Whilst the issue of climate change was first noted in the scientific literature in 1896, the past 3 decades has seen an exponential increase in the depth of understanding of the complex set of natural systems that define our environment. However there now exists a depressing paradox; the more we study the relationship between our planet and our health, the less we demonstrate any level of care for the very relationship that sustains our existence. Whilst the climate crisis has become a media zeitgeist, spearheaded by a 16 year old Swedish girl on school strike, it is evident that as a society and as a medical profession we may be hearing, but we are still not listening.
Mindfulness and Consumption
A GP colleague of mine recently remarked that while attending a medical dinner function the main course for circa 100 guests was a rack of lamb, with no sustainable alternatives without specifically asking. Whilst guests no doubt ranged from thoroughly enjoying the meal to perhaps picking here, how many do you suppose were mindful? Mindful of the egregious antibiotic, carbon, water, waste and biodiversity footprint that 100 covers for rack of lamb represented? Mindful that after energy consumption in food production is the next largest contributor to carbon emissions and the leading cause of biodiversity loss? Mindful that the medical profession in particular has been called upon to lead in planetary health at a personal, practice and policy level? Of course banning lamb from the menu is unlikely to be productive and only serve to irk ardent meat lovers. Guilt is an alternative condiment to mint, however it is a less palatable pairing and risks souring other environmental efforts. Perhaps with urgent education about the true environmental cost of the Western lifestyle, particularly that of our diet, there is hope that a mindful approach to planetary health would offer the optimal buy-in from the medical community.

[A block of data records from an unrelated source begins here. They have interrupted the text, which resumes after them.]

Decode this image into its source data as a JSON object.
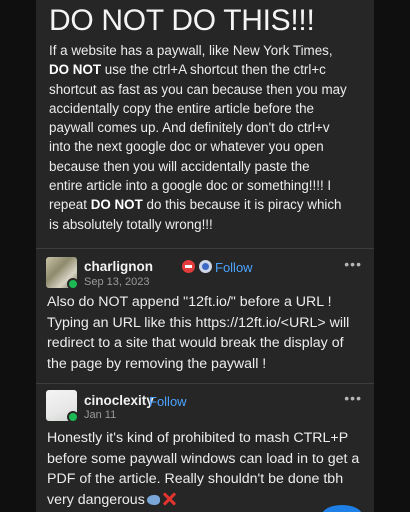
{
  "post": {
    "headline": "DO NOT DO THIS!!!",
    "lines": [
      {
        "pre": "If a website has a paywall, like New York Times,",
        "bold": "",
        "post": ""
      },
      {
        "pre": "",
        "bold": "DO NOT",
        "post": " use the ctrl+A shortcut then the ctrl+c"
      },
      {
        "pre": "shortcut as fast as you can because then you may",
        "bold": "",
        "post": ""
      },
      {
        "pre": "accidentally copy the entire article before the",
        "bold": "",
        "post": ""
      },
      {
        "pre": "paywall comes up. And definitely don't do ctrl+v",
        "bold": "",
        "post": ""
      },
      {
        "pre": "into the next google doc or whatever you open",
        "bold": "",
        "post": ""
      },
      {
        "pre": "because then you will accidentally paste the",
        "bold": "",
        "post": ""
      },
      {
        "pre": "entire article into a google doc or something!!!! I",
        "bold": "",
        "post": ""
      },
      {
        "pre": "repeat ",
        "bold": "DO NOT",
        "post": " do this because it is piracy which"
      },
      {
        "pre": "is absolutely totally wrong!!!",
        "bold": "",
        "post": ""
      }
    ]
  },
  "replies": [
    {
      "username": "charlignon",
      "date": "Sep 13, 2023",
      "follow_label": "Follow",
      "icons": [
        "red-badge-icon",
        "blue-badge-icon"
      ],
      "lines": [
        "Also do NOT append \"12ft.io/\" before a URL !",
        "Typing an URL like this https://12ft.io/<URL> will",
        "redirect to a site that would break the display of",
        "the page by removing the paywall !"
      ]
    },
    {
      "username": "cinoclexity",
      "date": "Jan 11",
      "follow_label": "Follow",
      "lines": [
        "Honestly it's kind of prohibited to mash CTRL+P",
        "before some paywall windows can load in to get a",
        "PDF of the article. Really shouldn't be done tbh",
        "very dangerous"
      ],
      "emojis": [
        "fish-emoji",
        "cross-mark-emoji"
      ]
    }
  ],
  "more_label": "•••",
  "colors": {
    "background": "#0f0f0f",
    "card": "#262626",
    "follow": "#4ba3ff",
    "text": "#ededed",
    "muted": "#9a9a9a"
  }
}
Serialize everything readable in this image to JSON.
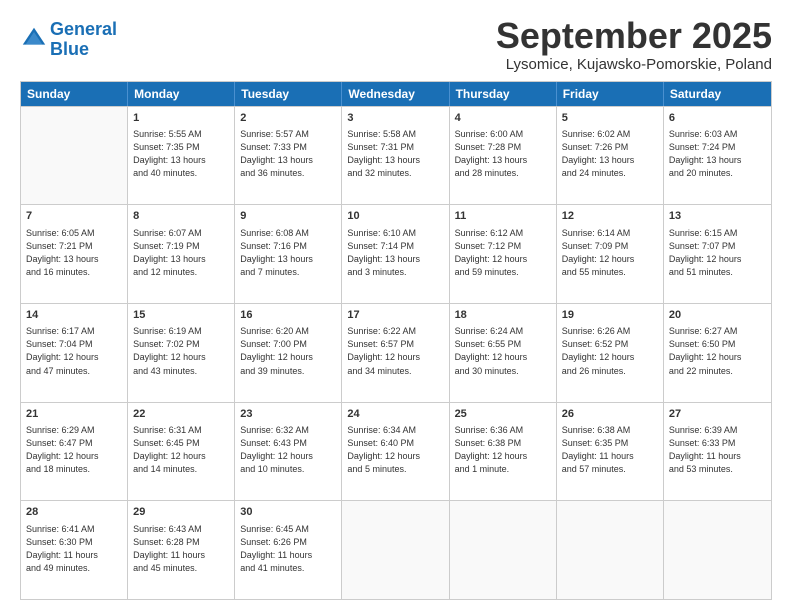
{
  "logo": {
    "line1": "General",
    "line2": "Blue"
  },
  "title": "September 2025",
  "location": "Lysomice, Kujawsko-Pomorskie, Poland",
  "headers": [
    "Sunday",
    "Monday",
    "Tuesday",
    "Wednesday",
    "Thursday",
    "Friday",
    "Saturday"
  ],
  "weeks": [
    [
      {
        "day": "",
        "text": ""
      },
      {
        "day": "1",
        "text": "Sunrise: 5:55 AM\nSunset: 7:35 PM\nDaylight: 13 hours\nand 40 minutes."
      },
      {
        "day": "2",
        "text": "Sunrise: 5:57 AM\nSunset: 7:33 PM\nDaylight: 13 hours\nand 36 minutes."
      },
      {
        "day": "3",
        "text": "Sunrise: 5:58 AM\nSunset: 7:31 PM\nDaylight: 13 hours\nand 32 minutes."
      },
      {
        "day": "4",
        "text": "Sunrise: 6:00 AM\nSunset: 7:28 PM\nDaylight: 13 hours\nand 28 minutes."
      },
      {
        "day": "5",
        "text": "Sunrise: 6:02 AM\nSunset: 7:26 PM\nDaylight: 13 hours\nand 24 minutes."
      },
      {
        "day": "6",
        "text": "Sunrise: 6:03 AM\nSunset: 7:24 PM\nDaylight: 13 hours\nand 20 minutes."
      }
    ],
    [
      {
        "day": "7",
        "text": "Sunrise: 6:05 AM\nSunset: 7:21 PM\nDaylight: 13 hours\nand 16 minutes."
      },
      {
        "day": "8",
        "text": "Sunrise: 6:07 AM\nSunset: 7:19 PM\nDaylight: 13 hours\nand 12 minutes."
      },
      {
        "day": "9",
        "text": "Sunrise: 6:08 AM\nSunset: 7:16 PM\nDaylight: 13 hours\nand 7 minutes."
      },
      {
        "day": "10",
        "text": "Sunrise: 6:10 AM\nSunset: 7:14 PM\nDaylight: 13 hours\nand 3 minutes."
      },
      {
        "day": "11",
        "text": "Sunrise: 6:12 AM\nSunset: 7:12 PM\nDaylight: 12 hours\nand 59 minutes."
      },
      {
        "day": "12",
        "text": "Sunrise: 6:14 AM\nSunset: 7:09 PM\nDaylight: 12 hours\nand 55 minutes."
      },
      {
        "day": "13",
        "text": "Sunrise: 6:15 AM\nSunset: 7:07 PM\nDaylight: 12 hours\nand 51 minutes."
      }
    ],
    [
      {
        "day": "14",
        "text": "Sunrise: 6:17 AM\nSunset: 7:04 PM\nDaylight: 12 hours\nand 47 minutes."
      },
      {
        "day": "15",
        "text": "Sunrise: 6:19 AM\nSunset: 7:02 PM\nDaylight: 12 hours\nand 43 minutes."
      },
      {
        "day": "16",
        "text": "Sunrise: 6:20 AM\nSunset: 7:00 PM\nDaylight: 12 hours\nand 39 minutes."
      },
      {
        "day": "17",
        "text": "Sunrise: 6:22 AM\nSunset: 6:57 PM\nDaylight: 12 hours\nand 34 minutes."
      },
      {
        "day": "18",
        "text": "Sunrise: 6:24 AM\nSunset: 6:55 PM\nDaylight: 12 hours\nand 30 minutes."
      },
      {
        "day": "19",
        "text": "Sunrise: 6:26 AM\nSunset: 6:52 PM\nDaylight: 12 hours\nand 26 minutes."
      },
      {
        "day": "20",
        "text": "Sunrise: 6:27 AM\nSunset: 6:50 PM\nDaylight: 12 hours\nand 22 minutes."
      }
    ],
    [
      {
        "day": "21",
        "text": "Sunrise: 6:29 AM\nSunset: 6:47 PM\nDaylight: 12 hours\nand 18 minutes."
      },
      {
        "day": "22",
        "text": "Sunrise: 6:31 AM\nSunset: 6:45 PM\nDaylight: 12 hours\nand 14 minutes."
      },
      {
        "day": "23",
        "text": "Sunrise: 6:32 AM\nSunset: 6:43 PM\nDaylight: 12 hours\nand 10 minutes."
      },
      {
        "day": "24",
        "text": "Sunrise: 6:34 AM\nSunset: 6:40 PM\nDaylight: 12 hours\nand 5 minutes."
      },
      {
        "day": "25",
        "text": "Sunrise: 6:36 AM\nSunset: 6:38 PM\nDaylight: 12 hours\nand 1 minute."
      },
      {
        "day": "26",
        "text": "Sunrise: 6:38 AM\nSunset: 6:35 PM\nDaylight: 11 hours\nand 57 minutes."
      },
      {
        "day": "27",
        "text": "Sunrise: 6:39 AM\nSunset: 6:33 PM\nDaylight: 11 hours\nand 53 minutes."
      }
    ],
    [
      {
        "day": "28",
        "text": "Sunrise: 6:41 AM\nSunset: 6:30 PM\nDaylight: 11 hours\nand 49 minutes."
      },
      {
        "day": "29",
        "text": "Sunrise: 6:43 AM\nSunset: 6:28 PM\nDaylight: 11 hours\nand 45 minutes."
      },
      {
        "day": "30",
        "text": "Sunrise: 6:45 AM\nSunset: 6:26 PM\nDaylight: 11 hours\nand 41 minutes."
      },
      {
        "day": "",
        "text": ""
      },
      {
        "day": "",
        "text": ""
      },
      {
        "day": "",
        "text": ""
      },
      {
        "day": "",
        "text": ""
      }
    ]
  ]
}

Irish General Practice and Planetary Health
It was by design that the evolving concept of planetary health was launched at the 2019 ICGP AGM. It followed on from a mindfulness session; an exploration from the inner self to the outer world. David Foster Wallace’s speech is worth reading afresh in the context of planetary health. In 2005, it was a call for postgraduates to utilize their education to choose what to think, to label their thoughts and keep their mind exercised. Furthermore, it emphasised not to succumb to the daily despair of modern consumerism. In 2019, it could be reread as a call for Irish GP’s. It could be time to utilize their longstanding and trusted relationships with their patients to be great effectors of change.
The Rockefeller Foundation–Lancet Commission on planetary health has stated “we have mortgaged the health of future generations to realise economic and development gains in the present”. If Planetary Health represents another “thing to do” in General Practice, or worse, another manifestation of Irish guilt, it will be an abject failure. What it should represent is a rethinking of how we practice medicine. It is a golden opportunity to move to a healthcare model and a demand for the truth.
Wallace ends his speech discussing Truth as follows “It is about the real value of a real education, which has almost nothing to do with knowledge, and everything to do with simple awareness; awareness of what is so real and essential, so hidden in plain sight all around us, all the time, that we have to keep reminding ourselves over and over: This is water. This is water”.